The debut single must have sold in respectable quantities, for in 1957 Westport asked him back for a second session, which resulted in the single “Don’t Mean Maybe Baby”/ “I’d Rather Be With You” (Westport 138). This became his biggest seller, topping the local South Texas charts for six weeks without making a national impact. In 1963 it got a surprise release on the British Starlite label.

Rare U.K. issue (1963)

The third Westport single, “Lay Your Head On My Shoulder” (1958), was recorded in Houston. Another great rockabilly side, but it failed to click and Alvis left the music business in disillusion. He spent four years in the US Air Force (1960-1964). After returning to civilian life, he formed his own country band and had singles released on two small labels, Kathy (1966) and Brazos (1969). But at that point in his life he was convinced that he would never hit the big time.

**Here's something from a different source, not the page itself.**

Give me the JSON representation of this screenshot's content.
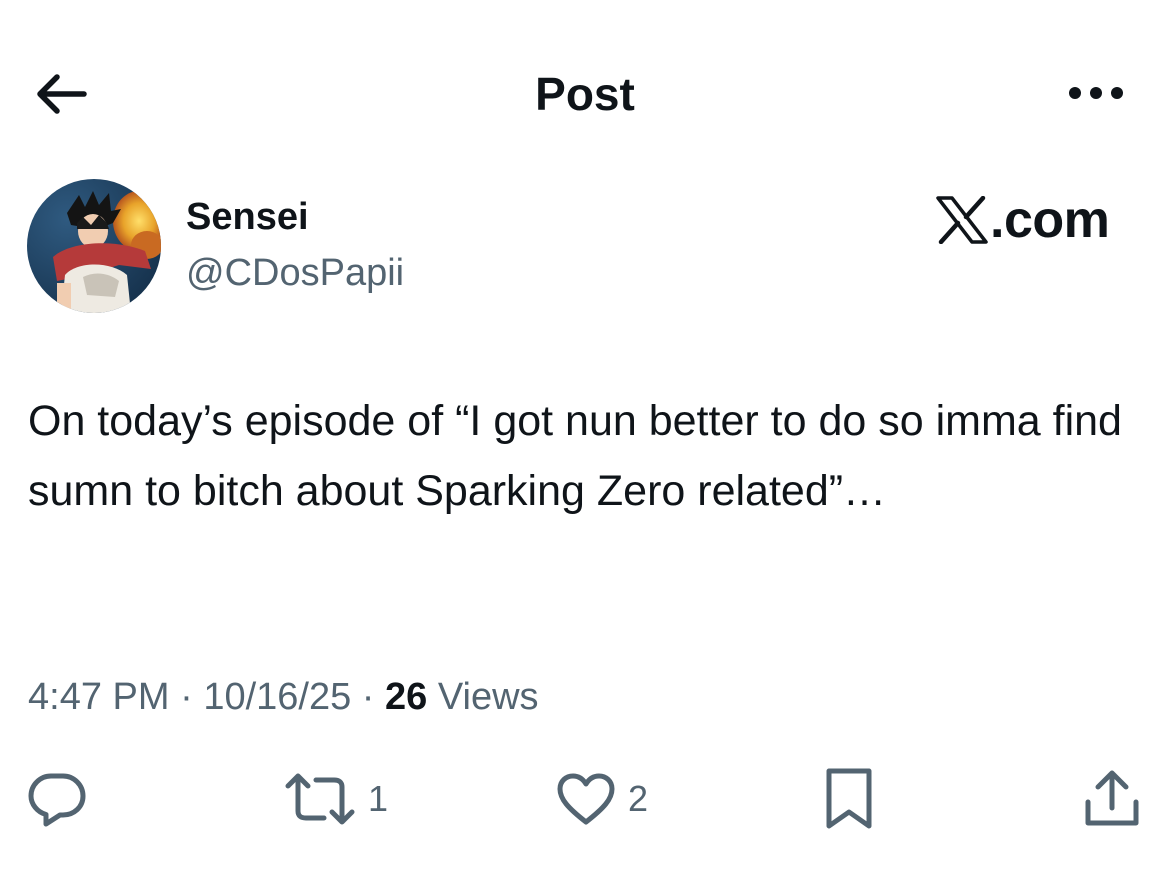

Then, in 1973, the British Injun label reissued “Lay Your Head On My Shoulder”, coupled with the previously unreleased “I Gottum”. Around the same time, Ronny Weiser of Rollin’ Rock Records in California reissued four Westport recordings on an EP. Alvis became a cult hero of the European rockabilly scene, although he didn’t know it at the time. Weiser tracked him down and recorded three new numbers with him in 1974, including the risqué “I Wanna Eat Your Pudding”. A legal repro of the Starlite 45 was issued in the UK in 1977 and “Don’t Mean Maybe Baby” became a hit all over again in the British rock n roll clubs.

Rollin’ Rock EP-002

An LP containing his entire rockabilly legacy was released in 1994 on the British Pink ’n’ Black label. In 1999 Alvis finally visited the UK (Hemsby) for the first time and was overwhelmed by the reception. He became a regular on the international rock and roll circuit. Also, he began recording again for the revitalised Rollin’ Rock label, which resulted in two well-received CDs, “Rockabilly Daddy” (2000) and “Proud Of My Rockabilly Roots” (2001). Alvis Wayne passed away on July 31, 2013, at the age of 75 at his home in Bacliff, Texas.

With warm thanks to Dik De Heer, who allowed me the use of the article published in “Black Cat Rockabilly Europe” site; UncleGil who furnished me with all the soundfiles; 45cat for labels.